== PROBLEM REQUIREMENTS ==
Find all lines below containing the string "header" and return them.

== EXERCISE DATA ==

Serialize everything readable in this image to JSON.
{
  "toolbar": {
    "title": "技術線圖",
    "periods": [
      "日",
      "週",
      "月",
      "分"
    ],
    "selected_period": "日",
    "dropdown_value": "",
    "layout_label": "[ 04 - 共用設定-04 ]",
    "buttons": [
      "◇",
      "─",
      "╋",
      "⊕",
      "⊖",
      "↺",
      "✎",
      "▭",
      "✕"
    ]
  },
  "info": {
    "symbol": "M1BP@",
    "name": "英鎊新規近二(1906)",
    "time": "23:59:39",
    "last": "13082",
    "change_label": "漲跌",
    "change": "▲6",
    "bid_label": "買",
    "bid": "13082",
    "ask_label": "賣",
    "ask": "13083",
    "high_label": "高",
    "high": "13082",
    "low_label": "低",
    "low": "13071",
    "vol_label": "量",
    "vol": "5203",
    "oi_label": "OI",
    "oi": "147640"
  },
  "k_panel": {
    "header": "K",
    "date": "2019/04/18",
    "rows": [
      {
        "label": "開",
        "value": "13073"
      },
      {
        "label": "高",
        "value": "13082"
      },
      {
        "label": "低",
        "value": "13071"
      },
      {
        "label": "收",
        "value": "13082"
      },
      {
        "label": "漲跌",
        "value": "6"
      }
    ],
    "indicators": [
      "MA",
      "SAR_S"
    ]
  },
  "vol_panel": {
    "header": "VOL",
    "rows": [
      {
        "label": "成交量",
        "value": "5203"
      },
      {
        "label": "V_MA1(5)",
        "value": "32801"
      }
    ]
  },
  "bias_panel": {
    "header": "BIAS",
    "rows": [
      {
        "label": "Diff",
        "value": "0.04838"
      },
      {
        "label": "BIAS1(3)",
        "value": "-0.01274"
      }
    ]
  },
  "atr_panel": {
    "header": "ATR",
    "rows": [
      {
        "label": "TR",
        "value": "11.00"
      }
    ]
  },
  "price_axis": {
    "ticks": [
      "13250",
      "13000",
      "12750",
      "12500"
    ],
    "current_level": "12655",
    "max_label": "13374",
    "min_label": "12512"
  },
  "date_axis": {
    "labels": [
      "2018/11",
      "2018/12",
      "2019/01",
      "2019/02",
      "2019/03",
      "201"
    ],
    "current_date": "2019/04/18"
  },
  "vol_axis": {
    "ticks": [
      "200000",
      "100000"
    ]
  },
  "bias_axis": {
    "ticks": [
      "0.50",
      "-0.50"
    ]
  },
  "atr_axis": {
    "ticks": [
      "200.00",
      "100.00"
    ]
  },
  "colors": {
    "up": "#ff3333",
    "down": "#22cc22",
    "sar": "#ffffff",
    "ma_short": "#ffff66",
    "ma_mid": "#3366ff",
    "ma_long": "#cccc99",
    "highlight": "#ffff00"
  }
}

== ANSWER TO THIS EXERCISE ==
    "header": "K",
    "header": "VOL",
    "header": "BIAS",
    "header": "ATR",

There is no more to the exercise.